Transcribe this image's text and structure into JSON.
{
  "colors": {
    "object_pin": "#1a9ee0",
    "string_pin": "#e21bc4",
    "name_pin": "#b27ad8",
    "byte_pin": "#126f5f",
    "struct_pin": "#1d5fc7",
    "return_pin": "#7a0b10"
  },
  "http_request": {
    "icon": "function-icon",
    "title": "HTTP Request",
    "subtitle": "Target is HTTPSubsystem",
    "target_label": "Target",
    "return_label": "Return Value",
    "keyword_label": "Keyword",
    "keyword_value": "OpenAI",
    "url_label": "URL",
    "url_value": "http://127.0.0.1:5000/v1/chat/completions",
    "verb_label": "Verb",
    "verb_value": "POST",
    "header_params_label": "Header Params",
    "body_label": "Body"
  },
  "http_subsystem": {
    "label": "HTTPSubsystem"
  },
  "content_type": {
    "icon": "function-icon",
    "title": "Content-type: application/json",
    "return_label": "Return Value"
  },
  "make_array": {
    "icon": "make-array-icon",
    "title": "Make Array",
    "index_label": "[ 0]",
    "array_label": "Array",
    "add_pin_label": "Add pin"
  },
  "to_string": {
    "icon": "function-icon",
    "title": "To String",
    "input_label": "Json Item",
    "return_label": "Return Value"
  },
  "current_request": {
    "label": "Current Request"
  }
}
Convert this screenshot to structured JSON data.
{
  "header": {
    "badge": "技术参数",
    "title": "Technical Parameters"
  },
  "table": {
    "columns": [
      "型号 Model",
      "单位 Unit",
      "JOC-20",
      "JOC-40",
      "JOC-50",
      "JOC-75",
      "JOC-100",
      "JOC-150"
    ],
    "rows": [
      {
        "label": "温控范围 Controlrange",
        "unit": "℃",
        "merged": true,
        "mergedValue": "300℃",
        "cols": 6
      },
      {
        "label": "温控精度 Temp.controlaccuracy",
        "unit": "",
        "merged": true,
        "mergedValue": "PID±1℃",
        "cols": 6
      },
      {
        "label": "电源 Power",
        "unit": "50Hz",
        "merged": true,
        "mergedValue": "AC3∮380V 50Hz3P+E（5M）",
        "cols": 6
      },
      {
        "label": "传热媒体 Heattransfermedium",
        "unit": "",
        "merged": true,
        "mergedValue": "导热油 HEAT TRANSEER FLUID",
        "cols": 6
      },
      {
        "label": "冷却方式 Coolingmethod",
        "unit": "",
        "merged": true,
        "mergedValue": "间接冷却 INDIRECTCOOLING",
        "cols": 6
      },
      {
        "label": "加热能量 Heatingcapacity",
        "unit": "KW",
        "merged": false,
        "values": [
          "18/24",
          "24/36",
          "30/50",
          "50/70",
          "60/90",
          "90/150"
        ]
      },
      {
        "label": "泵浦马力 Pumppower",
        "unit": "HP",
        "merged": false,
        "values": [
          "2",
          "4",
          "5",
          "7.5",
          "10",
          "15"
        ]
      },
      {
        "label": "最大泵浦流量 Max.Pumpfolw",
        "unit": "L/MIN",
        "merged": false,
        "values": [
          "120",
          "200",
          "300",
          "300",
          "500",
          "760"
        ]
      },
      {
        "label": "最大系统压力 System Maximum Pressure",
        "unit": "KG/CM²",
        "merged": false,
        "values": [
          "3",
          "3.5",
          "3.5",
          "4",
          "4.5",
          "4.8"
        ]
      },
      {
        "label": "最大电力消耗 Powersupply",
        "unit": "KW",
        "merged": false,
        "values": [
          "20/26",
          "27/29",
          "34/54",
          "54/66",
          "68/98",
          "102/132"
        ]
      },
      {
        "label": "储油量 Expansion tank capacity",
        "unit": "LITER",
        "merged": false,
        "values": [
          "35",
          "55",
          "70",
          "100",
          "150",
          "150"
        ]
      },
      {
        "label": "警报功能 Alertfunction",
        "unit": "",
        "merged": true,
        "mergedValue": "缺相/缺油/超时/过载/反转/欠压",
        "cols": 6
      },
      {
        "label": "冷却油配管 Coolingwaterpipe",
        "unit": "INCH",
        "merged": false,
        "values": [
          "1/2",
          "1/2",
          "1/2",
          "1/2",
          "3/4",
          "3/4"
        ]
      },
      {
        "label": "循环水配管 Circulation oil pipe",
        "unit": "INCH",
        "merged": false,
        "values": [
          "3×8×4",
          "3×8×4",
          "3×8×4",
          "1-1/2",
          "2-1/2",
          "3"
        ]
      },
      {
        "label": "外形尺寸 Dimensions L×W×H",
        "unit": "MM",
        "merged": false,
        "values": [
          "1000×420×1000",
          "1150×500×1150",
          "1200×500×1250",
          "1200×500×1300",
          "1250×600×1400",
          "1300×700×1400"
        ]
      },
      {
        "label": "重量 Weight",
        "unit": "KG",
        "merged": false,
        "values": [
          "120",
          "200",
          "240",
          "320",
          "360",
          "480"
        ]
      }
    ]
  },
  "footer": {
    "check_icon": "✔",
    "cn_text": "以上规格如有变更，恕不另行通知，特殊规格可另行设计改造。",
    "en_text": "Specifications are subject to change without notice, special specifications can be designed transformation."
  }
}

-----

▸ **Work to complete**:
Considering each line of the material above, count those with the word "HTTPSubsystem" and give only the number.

▸ **Expected output**:
2